Originally published in 1989 Social Philosophy and Ecological Scarcity presents a systematic study of the implications of ecological scarcity for social philosophy. The book argues for a new social philosophy based on a conception of the ‘good society’ and the ‘good life’ which makes fewer, rather than more demands on scarce ecological resources. The book shows that the two major competing social philosophies in modern philosophical thought – the bourgeois liberal and the state socialist – are both forms of capitalism. Despite their obvious differences, they both pursue the logic of capitalism, of ever-increasing accumulation, growth and consumption. This pursuit is carried out by means of modern science and its technology, which assume that Nature’s resources are inexhaustible and can be exploited to meet infinite human wants or needs, ignoring ecological scarcity. The recognition of ecological scarcity would lead to a social philosophy, based on a frugal mode of socialism which has more affinities with the social visions of Fourier and Morris than with that of Marx. Their theories, far from being too ‘utopian’, are shown as more ‘realistic’ and less ‘fantastic’ than either bourgeois capitalism or state capitalism based on the Marxist model.

chapter Chapter Two|43 pages

The Principles of Ecology and the Laws of Thermodynamics

chapter Chapter Three|20 pages

Ecological Scarcity

chapter Chapter Four|35 pages

Human Agency and its External Relations

chapter Chapter Five|17 pages

Rates of Reproduction and Consumption

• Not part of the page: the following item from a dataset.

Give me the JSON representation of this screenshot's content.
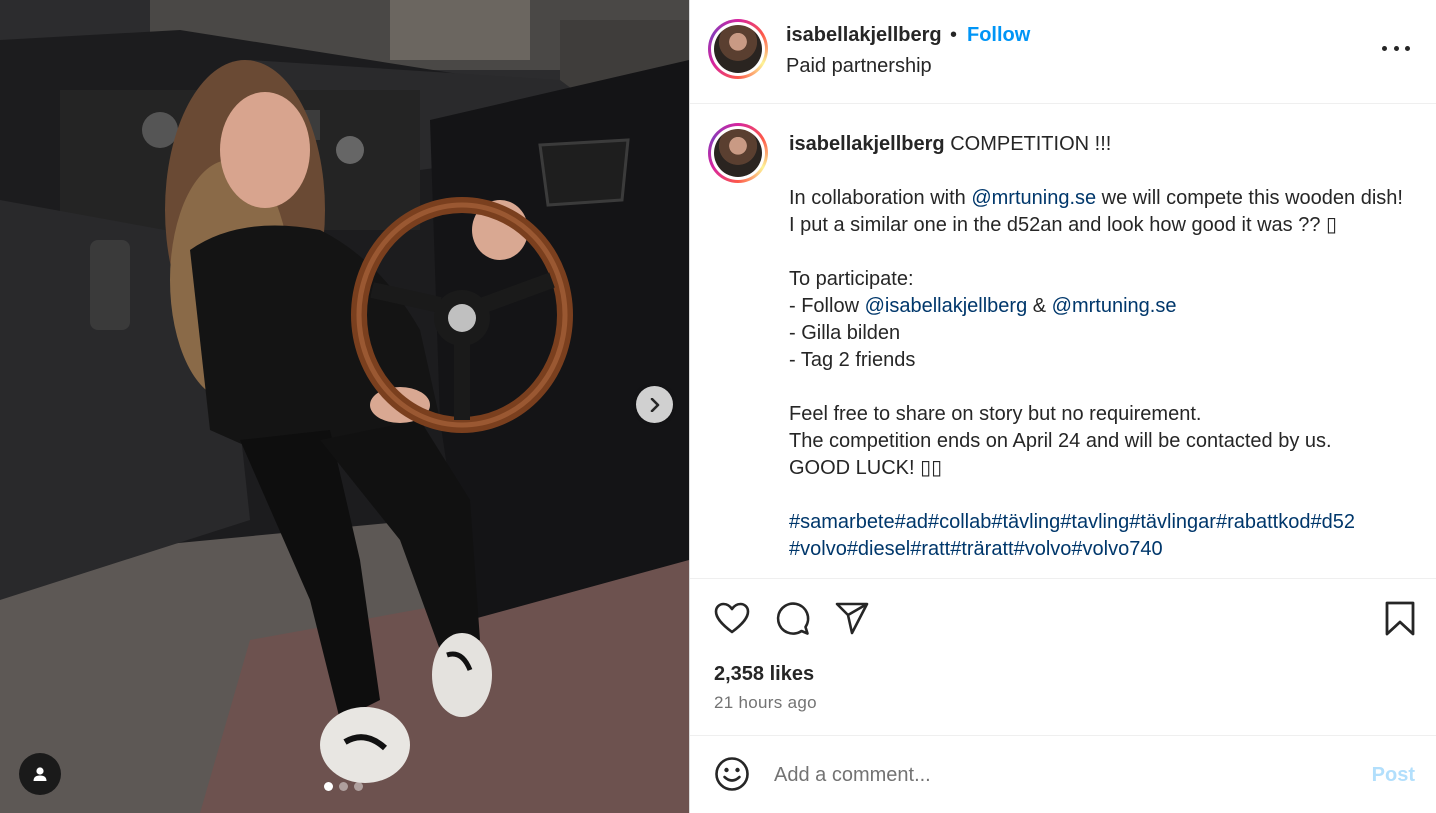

chapter Chapter Six|35 pages

Economics at Odds with Ecological Scarcity

chapter Chapter Seven|32 pages

Civilisation, its Contents and its Discontents

chapter Chapter Eight|51 pages

Work and the Two Socialisms

chapter Chapter Nine|57 pages

Redistribution Equality as the Distributive Value

chapter Chapter Ten|48 pages

Human Capacities and Needs

chapter |3 pages